In 2010, Washington voters repealed a soda tax established by the state Legislature. Initiative 1107, adopted with 60 percent of the vote, unwound taxes on bottled water, soda pop, candy and certain processed foods. The tax on carbonated beverages, two cents per 12 ounces, was a major focus of the campaign. The American Beverage Association funded most of the $16 million I-1107 campaign.
The initiative was highlighted in a Washington Post story in July 2010 under the headline, Soda taxes fizzle in wake of industry lobbying.
When Washington state passed a tax on soda and other sugary beverages in April, it seemed like momentum was building nationally for a new kind of tax. Washington’s law, which imposes a tax of 2 cents for every 12 ounces of soda, came on the heels of similar actions in Maine and Colorado…
The WaPo noted the failure of legislative efforts to pass soda taxes in Mississippi, New Mexico and New York state, as well as the repeal of the tax in Maine.
Now, with Philadelphia becoming the second metro to adopt a local soda tax (Berkeley, California is the other), pundits are speculating that the tide may be shifting. The Philadelphia tax, 1.5 cents per ounce, bucks a trend.
Soda tax proposals like Philadelphia’s have failed in more than 30 cities and states in recent years, including twice in Philadelphia. Such plans are typically criticized as disproportionately affecting the poor, who are more likely to consume sugary drinks.
Democratic Mayor Jim Kenney sold the council on the idea with a plan to spend most of the estimated $90 million in new tax revenue next year to pay for prekindergarten, community schools and recreation centers.
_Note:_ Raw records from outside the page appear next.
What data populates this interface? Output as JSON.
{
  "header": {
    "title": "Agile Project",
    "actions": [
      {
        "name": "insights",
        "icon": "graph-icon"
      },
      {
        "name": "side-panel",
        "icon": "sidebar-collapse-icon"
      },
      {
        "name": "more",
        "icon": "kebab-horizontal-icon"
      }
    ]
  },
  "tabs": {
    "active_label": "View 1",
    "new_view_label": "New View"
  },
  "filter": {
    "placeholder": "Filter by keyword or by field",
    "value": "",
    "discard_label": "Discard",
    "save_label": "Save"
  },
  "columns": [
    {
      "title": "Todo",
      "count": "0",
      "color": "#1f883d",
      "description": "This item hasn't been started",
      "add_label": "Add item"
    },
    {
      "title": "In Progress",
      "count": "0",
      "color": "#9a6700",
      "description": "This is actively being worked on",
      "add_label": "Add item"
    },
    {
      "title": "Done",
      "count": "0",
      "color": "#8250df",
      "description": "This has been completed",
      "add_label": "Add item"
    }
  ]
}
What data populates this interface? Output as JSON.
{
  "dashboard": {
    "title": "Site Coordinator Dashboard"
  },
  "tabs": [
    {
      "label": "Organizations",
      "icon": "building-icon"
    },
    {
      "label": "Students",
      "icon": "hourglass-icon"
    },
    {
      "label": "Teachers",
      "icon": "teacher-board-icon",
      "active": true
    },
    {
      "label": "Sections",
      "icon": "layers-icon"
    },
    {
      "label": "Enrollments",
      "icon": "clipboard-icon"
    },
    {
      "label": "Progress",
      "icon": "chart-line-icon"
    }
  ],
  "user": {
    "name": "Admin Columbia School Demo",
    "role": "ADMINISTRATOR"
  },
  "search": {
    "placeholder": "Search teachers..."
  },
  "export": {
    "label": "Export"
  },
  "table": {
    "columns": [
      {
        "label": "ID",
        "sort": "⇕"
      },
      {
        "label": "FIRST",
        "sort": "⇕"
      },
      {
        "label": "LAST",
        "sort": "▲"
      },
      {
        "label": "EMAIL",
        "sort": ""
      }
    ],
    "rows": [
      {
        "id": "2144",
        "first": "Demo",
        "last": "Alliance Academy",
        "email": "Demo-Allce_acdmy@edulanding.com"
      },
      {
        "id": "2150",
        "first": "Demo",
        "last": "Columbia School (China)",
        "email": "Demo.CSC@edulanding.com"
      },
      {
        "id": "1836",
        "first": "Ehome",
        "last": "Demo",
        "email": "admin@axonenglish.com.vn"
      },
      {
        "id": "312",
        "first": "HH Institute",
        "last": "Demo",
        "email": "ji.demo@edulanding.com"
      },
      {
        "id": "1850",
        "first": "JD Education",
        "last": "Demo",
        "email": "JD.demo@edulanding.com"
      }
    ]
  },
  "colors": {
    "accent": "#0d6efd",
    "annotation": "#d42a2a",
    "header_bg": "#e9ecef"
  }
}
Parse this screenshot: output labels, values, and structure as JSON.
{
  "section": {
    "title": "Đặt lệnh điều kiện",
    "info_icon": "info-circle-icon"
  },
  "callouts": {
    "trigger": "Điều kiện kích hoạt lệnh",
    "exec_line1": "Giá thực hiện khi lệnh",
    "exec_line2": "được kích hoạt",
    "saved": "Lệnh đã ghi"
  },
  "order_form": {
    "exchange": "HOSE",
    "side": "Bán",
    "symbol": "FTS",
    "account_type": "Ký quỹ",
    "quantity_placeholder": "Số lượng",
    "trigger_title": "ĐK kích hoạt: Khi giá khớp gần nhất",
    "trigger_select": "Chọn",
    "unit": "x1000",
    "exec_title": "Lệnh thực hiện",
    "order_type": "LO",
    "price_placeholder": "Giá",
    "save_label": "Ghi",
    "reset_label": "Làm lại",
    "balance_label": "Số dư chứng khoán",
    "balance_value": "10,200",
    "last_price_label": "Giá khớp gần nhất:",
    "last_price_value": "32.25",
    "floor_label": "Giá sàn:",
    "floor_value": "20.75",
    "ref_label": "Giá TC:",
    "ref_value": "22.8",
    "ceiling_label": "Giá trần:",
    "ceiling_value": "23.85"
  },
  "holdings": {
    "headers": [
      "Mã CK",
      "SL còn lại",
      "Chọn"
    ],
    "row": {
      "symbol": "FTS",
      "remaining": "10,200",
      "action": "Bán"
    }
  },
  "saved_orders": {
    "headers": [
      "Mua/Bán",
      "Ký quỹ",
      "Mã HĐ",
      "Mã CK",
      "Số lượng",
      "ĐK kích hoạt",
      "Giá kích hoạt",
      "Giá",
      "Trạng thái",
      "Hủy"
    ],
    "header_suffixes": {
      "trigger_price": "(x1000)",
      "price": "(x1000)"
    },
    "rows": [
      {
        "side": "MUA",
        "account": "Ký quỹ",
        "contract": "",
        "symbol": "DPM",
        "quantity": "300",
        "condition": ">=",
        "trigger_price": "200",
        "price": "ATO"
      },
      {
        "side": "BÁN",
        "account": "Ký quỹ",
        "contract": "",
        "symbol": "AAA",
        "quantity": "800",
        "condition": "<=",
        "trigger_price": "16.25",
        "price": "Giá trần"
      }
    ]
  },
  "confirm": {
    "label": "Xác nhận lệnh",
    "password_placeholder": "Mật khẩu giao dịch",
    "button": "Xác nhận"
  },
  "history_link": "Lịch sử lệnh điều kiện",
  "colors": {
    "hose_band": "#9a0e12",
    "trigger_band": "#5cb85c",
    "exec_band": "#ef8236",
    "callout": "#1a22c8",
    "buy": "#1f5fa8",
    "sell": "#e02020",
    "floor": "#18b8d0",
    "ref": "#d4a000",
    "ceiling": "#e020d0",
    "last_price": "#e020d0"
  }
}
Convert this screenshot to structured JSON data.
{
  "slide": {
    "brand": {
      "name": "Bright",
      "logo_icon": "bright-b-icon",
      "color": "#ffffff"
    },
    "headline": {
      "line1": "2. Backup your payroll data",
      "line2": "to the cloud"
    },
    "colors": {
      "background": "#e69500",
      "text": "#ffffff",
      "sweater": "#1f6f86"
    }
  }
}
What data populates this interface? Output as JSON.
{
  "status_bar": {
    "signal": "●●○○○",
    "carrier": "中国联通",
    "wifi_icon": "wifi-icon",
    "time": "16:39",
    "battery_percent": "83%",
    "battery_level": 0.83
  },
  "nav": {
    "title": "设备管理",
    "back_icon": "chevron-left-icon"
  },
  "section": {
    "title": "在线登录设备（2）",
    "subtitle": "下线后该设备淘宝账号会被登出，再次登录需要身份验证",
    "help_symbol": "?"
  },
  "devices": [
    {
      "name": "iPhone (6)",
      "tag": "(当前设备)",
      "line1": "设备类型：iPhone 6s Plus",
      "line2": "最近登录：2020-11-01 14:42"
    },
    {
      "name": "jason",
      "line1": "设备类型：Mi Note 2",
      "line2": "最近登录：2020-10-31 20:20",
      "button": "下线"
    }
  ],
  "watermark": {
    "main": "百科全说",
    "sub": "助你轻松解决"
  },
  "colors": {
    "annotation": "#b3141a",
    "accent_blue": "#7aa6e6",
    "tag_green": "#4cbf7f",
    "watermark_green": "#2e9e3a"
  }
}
And it’s not over. The beverage association spent millions in advertising to oppose the tax and vows to continue the fight.
The association and beverage bottling businessman Harold Honickman promised to fight the tax in court, with Honickman saying the tax would mean sales will go down and jobs will be lost. He said he could file a lawsuit as soon as this weekend.
The Tax Foundation saw this coming. In a December 2015 piece, TF wrote,
Soda taxes are poised to be on the agenda in many cities in 2016, an effort spearheaded by former New York City Mayor Michael Bloomberg. After a long string of rejections—including in New York City itself, where the city that never sleeps refused to sacrifice its caffeine fix—advocates of a tax on sugary beverages finally secured a victory in Berkeley in 2014, a success which advocates hope to parlay into efforts in as many as a dozen cities in 2016.
The foundation adds,
An excise of one cent an ounce—twelve cents a can, 68 cents per two liter bottle, or $2.88 per 24-pack—is emerging as the game plan in cities considering such a tax. Four states already impose excise taxes on soft drinks, albeit at much lower rates; Berkeley’s excise is imposed at more than six times the rate of Arkansas’ tax, previously the nation’s highest.
Last month, Governing magazine wrote that efforts, like that in Philadelphia, may gain momentum as a result of research touting the health benefits possibly associated with reduced consumption of sugary drinks (Philadelphia extended the tax to diet soda). More on this in the Tax Foundation report, which notes inconsistencies in application and effectiveness.
In other words, soft drink taxes fall on some sugary drinks but not others. More to the point, even to the extent that they are intended to address the problem of obesity, they do so only incidentally.
Yet, again, as reported in Governing, the economic arguments pointing out the regressivity of the tax and its effect on small businesses also carry weight.
So far, though, these taxes haven’t been popular with voters. They’ve been rejected 43 times over the past several years at the state and local levels, according to Lauren Kane, senior director of communication for the American Beverage Association.
“These taxes are regressive, they fall hardest on people with the lowest [income],” said Kane. “It would also impact small businesses across the map, from delivery trucks to movie theaters to mom-and-pop corner stores.”
An article in the liberal publication, The Nation, published before the tax was adopted carried a headline noting the odd politics of the soda tax: A Soda Tax Is Fundamentally Regressive. What if It’s Philadelphia’s Best Hope for Progressive Change? And it implicitly tied the tax to other municipal experiments, like minimum wage, predictive scheduling and paid leave:
If Kenney succeeds in taxing the beverage companies, even at a less robust level, Big Soda runs the risk of becoming the next go-to industry for revenue-starved city governments looking to bring support and services to its residents.
As the federal government remains gridlocked and state governments are largely controlled by the Republican Party, cities have become some of the most fertile spaces for progressive change in this country.
Coming soon to a city near you? Or, possibly, soon to be revived as lawmakers grapple with the school funding challenge in 2017?
Something to watch.